*Problem*.
All of the data needs to be printed again, exactly as written.

Source data

*** Begin section ***

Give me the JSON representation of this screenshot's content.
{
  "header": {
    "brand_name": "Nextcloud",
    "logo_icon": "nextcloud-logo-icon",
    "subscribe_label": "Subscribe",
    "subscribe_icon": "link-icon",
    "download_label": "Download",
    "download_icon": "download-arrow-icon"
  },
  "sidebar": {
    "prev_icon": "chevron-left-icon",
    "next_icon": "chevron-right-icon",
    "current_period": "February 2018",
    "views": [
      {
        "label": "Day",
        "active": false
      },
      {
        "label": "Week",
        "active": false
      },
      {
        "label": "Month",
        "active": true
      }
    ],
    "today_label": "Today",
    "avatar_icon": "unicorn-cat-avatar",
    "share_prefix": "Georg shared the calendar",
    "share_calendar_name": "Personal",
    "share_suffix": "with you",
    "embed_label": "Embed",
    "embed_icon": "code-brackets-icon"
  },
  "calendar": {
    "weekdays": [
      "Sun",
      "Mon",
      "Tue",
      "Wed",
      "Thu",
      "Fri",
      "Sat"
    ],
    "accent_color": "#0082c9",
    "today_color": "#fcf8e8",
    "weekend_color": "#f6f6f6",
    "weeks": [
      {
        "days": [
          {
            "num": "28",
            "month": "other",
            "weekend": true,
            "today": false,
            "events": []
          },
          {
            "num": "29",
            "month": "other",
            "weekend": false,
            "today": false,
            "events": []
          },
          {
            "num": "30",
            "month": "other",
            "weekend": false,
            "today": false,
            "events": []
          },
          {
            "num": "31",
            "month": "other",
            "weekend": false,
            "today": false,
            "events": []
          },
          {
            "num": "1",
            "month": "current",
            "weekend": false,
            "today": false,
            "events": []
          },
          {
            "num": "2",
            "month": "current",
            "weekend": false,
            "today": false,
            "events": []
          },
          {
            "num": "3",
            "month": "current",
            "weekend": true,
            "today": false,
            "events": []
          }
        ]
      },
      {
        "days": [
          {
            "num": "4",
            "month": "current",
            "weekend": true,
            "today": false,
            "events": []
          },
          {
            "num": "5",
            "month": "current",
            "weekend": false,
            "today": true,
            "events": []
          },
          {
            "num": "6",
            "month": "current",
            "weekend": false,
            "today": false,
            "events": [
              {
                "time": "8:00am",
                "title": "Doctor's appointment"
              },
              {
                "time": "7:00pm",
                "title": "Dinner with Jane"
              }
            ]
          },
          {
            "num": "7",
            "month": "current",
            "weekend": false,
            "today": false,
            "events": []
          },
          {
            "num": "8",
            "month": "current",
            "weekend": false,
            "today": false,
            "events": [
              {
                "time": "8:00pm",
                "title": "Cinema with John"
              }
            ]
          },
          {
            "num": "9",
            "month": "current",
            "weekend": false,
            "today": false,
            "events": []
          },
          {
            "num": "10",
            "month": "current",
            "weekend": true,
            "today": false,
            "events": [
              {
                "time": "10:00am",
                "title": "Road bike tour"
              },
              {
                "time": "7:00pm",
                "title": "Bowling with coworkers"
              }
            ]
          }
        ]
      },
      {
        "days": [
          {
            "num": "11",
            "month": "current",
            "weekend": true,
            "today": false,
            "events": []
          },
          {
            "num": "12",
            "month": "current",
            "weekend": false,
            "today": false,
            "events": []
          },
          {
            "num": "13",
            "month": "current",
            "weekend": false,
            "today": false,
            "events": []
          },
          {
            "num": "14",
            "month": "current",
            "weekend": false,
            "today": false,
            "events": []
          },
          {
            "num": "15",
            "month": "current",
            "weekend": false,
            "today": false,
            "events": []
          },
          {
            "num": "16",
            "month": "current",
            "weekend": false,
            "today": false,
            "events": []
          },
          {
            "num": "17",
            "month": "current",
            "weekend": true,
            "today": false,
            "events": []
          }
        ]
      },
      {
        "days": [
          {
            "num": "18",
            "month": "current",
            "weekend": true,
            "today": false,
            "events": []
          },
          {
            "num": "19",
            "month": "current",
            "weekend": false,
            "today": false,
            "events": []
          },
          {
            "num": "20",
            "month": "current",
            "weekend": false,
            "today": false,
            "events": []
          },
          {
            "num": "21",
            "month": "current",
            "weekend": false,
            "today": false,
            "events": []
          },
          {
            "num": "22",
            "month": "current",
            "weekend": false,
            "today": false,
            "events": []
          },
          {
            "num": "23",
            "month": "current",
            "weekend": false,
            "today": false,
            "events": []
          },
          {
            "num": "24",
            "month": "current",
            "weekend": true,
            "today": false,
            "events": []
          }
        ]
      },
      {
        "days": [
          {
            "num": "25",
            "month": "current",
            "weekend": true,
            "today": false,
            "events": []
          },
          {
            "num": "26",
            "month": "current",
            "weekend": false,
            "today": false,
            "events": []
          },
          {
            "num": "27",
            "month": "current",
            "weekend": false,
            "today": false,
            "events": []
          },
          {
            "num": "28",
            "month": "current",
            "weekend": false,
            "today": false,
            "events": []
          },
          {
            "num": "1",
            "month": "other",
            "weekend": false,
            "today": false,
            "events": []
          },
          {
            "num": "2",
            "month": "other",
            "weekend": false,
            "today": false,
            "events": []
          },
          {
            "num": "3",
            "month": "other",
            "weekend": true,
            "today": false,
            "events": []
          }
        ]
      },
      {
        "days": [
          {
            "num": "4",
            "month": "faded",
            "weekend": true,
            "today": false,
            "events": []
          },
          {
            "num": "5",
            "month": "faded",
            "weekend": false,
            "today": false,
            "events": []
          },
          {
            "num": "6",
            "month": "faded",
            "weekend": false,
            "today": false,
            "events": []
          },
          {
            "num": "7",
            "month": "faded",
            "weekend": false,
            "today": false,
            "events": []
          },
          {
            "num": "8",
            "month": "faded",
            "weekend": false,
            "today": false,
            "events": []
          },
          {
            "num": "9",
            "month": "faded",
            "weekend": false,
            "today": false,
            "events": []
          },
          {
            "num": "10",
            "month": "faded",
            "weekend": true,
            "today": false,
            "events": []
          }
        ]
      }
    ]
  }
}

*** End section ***

*Answer box*.
Give me the JSON representation of this screenshot's content.
{
  "header": {
    "brand_name": "Nextcloud",
    "logo_icon": "nextcloud-logo-icon",
    "subscribe_label": "Subscribe",
    "subscribe_icon": "link-icon",
    "download_label": "Download",
    "download_icon": "download-arrow-icon"
  },
  "sidebar": {
    "prev_icon": "chevron-left-icon",
    "next_icon": "chevron-right-icon",
    "current_period": "February 2018",
    "views": [
      {
        "label": "Day",
        "active": false
      },
      {
        "label": "Week",
        "active": false
      },
      {
        "label": "Month",
        "active": true
      }
    ],
    "today_label": "Today",
    "avatar_icon": "unicorn-cat-avatar",
    "share_prefix": "Georg shared the calendar",
    "share_calendar_name": "Personal",
    "share_suffix": "with you",
    "embed_label": "Embed",
    "embed_icon": "code-brackets-icon"
  },
  "calendar": {
    "weekdays": [
      "Sun",
      "Mon",
      "Tue",
      "Wed",
      "Thu",
      "Fri",
      "Sat"
    ],
    "accent_color": "#0082c9",
    "today_color": "#fcf8e8",
    "weekend_color": "#f6f6f6",
    "weeks": [
      {
        "days": [
          {
            "num": "28",
            "month": "other",
            "weekend": true,
            "today": false,
            "events": []
          },
          {
            "num": "29",
            "month": "other",
            "weekend": false,
            "today": false,
            "events": []
          },
          {
            "num": "30",
            "month": "other",
            "weekend": false,
            "today": false,
            "events": []
          },
          {
            "num": "31",
            "month": "other",
            "weekend": false,
            "today": false,
            "events": []
          },
          {
            "num": "1",
            "month": "current",
            "weekend": false,
            "today": false,
            "events": []
          },
          {
            "num": "2",
            "month": "current",
            "weekend": false,
            "today": false,
            "events": []
          },
          {
            "num": "3",
            "month": "current",
            "weekend": true,
            "today": false,
            "events": []
          }
        ]
      },
      {
        "days": [
          {
            "num": "4",
            "month": "current",
            "weekend": true,
            "today": false,
            "events": []
          },
          {
            "num": "5",
            "month": "current",
            "weekend": false,
            "today": true,
            "events": []
          },
          {
            "num": "6",
            "month": "current",
            "weekend": false,
            "today": false,
            "events": [
              {
                "time": "8:00am",
                "title": "Doctor's appointment"
              },
              {
                "time": "7:00pm",
                "title": "Dinner with Jane"
              }
            ]
          },
          {
            "num": "7",
            "month": "current",
            "weekend": false,
            "today": false,
            "events": []
          },
          {
            "num": "8",
            "month": "current",
            "weekend": false,
            "today": false,
            "events": [
              {
                "time": "8:00pm",
                "title": "Cinema with John"
              }
            ]
          },
          {
            "num": "9",
            "month": "current",
            "weekend": false,
            "today": false,
            "events": []
          },
          {
            "num": "10",
            "month": "current",
            "weekend": true,
            "today": false,
            "events": [
              {
                "time": "10:00am",
                "title": "Road bike tour"
              },
              {
                "time": "7:00pm",
                "title": "Bowling with coworkers"
              }
            ]
          }
        ]
      },
      {
        "days": [
          {
            "num": "11",
            "month": "current",
            "weekend": true,
            "today": false,
            "events": []
          },
          {
            "num": "12",
            "month": "current",
            "weekend": false,
            "today": false,
            "events": []
          },
          {
            "num": "13",
            "month": "current",
            "weekend": false,
            "today": false,
            "events": []
          },
          {
            "num": "14",
            "month": "current",
            "weekend": false,
            "today": false,
            "events": []
          },
          {
            "num": "15",
            "month": "current",
            "weekend": false,
            "today": false,
            "events": []
          },
          {
            "num": "16",
            "month": "current",
            "weekend": false,
            "today": false,
            "events": []
          },
          {
            "num": "17",
            "month": "current",
            "weekend": true,
            "today": false,
            "events": []
          }
        ]
      },
      {
        "days": [
          {
            "num": "18",
            "month": "current",
            "weekend": true,
            "today": false,
            "events": []
          },
          {
            "num": "19",
            "month": "current",
            "weekend": false,
            "today": false,
            "events": []
          },
          {
            "num": "20",
            "month": "current",
            "weekend": false,
            "today": false,
            "events": []
          },
          {
            "num": "21",
            "month": "current",
            "weekend": false,
            "today": false,
            "events": []
          },
          {
            "num": "22",
            "month": "current",
            "weekend": false,
            "today": false,
            "events": []
          },
          {
            "num": "23",
            "month": "current",
            "weekend": false,
            "today": false,
            "events": []
          },
          {
            "num": "24",
            "month": "current",
            "weekend": true,
            "today": false,
            "events": []
          }
        ]
      },
      {
        "days": [
          {
            "num": "25",
            "month": "current",
            "weekend": true,
            "today": false,
            "events": []
          },
          {
            "num": "26",
            "month": "current",
            "weekend": false,
            "today": false,
            "events": []
          },
          {
            "num": "27",
            "month": "current",
            "weekend": false,
            "today": false,
            "events": []
          },
          {
            "num": "28",
            "month": "current",
            "weekend": false,
            "today": false,
            "events": []
          },
          {
            "num": "1",
            "month": "other",
            "weekend": false,
            "today": false,
            "events": []
          },
          {
            "num": "2",
            "month": "other",
            "weekend": false,
            "today": false,
            "events": []
          },
          {
            "num": "3",
            "month": "other",
            "weekend": true,
            "today": false,
            "events": []
          }
        ]
      },
      {
        "days": [
          {
            "num": "4",
            "month": "faded",
            "weekend": true,
            "today": false,
            "events": []
          },
          {
            "num": "5",
            "month": "faded",
            "weekend": false,
            "today": false,
            "events": []
          },
          {
            "num": "6",
            "month": "faded",
            "weekend": false,
            "today": false,
            "events": []
          },
          {
            "num": "7",
            "month": "faded",
            "weekend": false,
            "today": false,
            "events": []
          },
          {
            "num": "8",
            "month": "faded",
            "weekend": false,
            "today": false,
            "events": []
          },
          {
            "num": "9",
            "month": "faded",
            "weekend": false,
            "today": false,
            "events": []
          },
          {
            "num": "10",
            "month": "faded",
            "weekend": true,
            "today": false,
            "events": []
          }
        ]
      }
    ]
  }
}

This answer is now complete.